■ **What you should do**: Go through the entries one line at a time, and gather every line that has the word "true".

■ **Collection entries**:
......
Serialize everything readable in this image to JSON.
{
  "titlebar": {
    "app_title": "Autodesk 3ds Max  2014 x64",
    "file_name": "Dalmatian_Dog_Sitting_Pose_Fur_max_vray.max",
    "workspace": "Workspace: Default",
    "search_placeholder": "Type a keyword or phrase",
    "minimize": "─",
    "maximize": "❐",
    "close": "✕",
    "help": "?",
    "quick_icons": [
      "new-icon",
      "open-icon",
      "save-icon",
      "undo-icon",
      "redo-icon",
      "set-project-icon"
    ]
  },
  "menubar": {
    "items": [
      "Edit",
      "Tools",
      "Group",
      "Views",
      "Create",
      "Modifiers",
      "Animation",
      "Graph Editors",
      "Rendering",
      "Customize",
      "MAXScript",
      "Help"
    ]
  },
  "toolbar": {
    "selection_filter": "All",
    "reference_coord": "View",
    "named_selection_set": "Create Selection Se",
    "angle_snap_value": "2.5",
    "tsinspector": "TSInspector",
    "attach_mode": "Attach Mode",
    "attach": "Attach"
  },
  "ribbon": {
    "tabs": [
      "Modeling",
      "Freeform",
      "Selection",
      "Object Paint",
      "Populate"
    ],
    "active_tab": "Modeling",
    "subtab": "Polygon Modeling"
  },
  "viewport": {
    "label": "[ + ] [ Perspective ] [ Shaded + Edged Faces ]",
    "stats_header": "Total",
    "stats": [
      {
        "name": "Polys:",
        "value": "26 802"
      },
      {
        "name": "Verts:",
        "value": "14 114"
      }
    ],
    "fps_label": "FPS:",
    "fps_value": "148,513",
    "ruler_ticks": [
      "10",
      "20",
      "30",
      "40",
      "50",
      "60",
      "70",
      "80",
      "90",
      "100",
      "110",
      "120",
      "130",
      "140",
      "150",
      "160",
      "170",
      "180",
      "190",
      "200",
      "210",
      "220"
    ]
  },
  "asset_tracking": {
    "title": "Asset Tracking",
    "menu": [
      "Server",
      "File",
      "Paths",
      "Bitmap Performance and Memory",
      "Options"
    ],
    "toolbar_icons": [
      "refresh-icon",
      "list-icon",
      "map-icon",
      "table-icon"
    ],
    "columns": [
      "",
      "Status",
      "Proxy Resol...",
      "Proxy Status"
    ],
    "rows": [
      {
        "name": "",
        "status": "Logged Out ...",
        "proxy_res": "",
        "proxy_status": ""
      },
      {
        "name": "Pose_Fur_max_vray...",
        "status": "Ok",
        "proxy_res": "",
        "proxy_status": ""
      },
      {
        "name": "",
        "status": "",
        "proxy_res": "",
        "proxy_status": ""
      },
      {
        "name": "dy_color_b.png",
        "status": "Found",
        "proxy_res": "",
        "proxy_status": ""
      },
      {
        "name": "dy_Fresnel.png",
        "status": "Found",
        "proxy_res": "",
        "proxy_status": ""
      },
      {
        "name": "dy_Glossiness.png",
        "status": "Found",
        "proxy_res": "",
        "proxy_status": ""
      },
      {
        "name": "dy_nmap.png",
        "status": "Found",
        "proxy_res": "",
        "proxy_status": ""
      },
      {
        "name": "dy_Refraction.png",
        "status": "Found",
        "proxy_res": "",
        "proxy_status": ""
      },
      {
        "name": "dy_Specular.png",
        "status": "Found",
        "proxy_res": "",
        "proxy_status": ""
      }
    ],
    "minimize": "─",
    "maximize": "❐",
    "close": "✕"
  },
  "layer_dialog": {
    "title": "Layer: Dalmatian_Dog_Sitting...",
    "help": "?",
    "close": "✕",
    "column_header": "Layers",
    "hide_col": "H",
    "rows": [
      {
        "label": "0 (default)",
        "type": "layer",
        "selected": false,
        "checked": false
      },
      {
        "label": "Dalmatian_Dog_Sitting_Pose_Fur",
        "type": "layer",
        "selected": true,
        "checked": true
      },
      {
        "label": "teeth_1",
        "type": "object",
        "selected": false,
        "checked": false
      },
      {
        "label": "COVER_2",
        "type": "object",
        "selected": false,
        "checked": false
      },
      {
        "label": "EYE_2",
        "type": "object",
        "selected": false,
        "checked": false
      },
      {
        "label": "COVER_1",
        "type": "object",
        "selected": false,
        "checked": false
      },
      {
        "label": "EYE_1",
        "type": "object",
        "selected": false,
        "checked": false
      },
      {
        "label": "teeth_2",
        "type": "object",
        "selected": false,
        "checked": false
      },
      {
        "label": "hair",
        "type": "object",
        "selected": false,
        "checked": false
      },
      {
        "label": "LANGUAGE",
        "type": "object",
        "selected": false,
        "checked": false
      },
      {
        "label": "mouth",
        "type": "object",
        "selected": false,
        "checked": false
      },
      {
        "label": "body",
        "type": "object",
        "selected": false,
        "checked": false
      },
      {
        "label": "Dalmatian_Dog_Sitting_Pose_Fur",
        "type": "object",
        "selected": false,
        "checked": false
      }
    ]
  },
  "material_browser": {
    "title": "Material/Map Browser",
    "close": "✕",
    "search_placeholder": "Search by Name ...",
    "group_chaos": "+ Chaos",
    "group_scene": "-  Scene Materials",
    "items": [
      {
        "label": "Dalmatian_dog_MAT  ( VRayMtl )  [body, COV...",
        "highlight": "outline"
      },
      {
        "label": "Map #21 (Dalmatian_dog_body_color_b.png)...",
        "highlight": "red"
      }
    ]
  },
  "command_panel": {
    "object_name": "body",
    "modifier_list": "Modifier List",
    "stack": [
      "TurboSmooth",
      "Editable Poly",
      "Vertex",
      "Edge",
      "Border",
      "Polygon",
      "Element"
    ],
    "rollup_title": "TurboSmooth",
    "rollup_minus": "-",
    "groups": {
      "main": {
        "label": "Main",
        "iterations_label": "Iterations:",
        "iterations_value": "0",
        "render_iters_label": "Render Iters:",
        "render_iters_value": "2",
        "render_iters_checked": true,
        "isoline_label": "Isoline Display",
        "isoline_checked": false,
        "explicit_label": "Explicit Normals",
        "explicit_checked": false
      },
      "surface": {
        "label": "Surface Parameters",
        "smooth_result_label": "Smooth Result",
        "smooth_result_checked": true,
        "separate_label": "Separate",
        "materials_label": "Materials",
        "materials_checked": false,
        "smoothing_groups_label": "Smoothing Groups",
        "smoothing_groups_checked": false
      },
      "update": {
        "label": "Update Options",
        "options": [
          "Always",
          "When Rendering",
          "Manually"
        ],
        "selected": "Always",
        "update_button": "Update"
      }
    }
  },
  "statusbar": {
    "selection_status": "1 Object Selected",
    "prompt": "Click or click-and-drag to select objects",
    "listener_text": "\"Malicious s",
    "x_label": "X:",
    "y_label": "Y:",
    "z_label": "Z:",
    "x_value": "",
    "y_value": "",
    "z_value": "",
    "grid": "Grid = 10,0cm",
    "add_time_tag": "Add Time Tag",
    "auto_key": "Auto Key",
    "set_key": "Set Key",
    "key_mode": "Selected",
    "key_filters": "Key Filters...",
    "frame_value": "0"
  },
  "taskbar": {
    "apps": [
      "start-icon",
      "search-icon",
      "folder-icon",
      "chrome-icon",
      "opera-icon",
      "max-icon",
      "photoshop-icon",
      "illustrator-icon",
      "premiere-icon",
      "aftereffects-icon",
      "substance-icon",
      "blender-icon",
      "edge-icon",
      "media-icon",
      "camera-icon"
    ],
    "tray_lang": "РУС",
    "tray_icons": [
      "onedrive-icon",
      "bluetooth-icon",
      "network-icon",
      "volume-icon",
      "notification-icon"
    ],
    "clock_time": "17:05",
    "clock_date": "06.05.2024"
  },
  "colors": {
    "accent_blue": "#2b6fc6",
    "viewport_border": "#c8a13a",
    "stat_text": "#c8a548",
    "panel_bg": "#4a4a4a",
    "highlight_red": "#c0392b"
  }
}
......
■ **Written reply**:
        "selected": true,
        "checked": true
        "render_iters_checked": true,
        "smooth_result_checked": true,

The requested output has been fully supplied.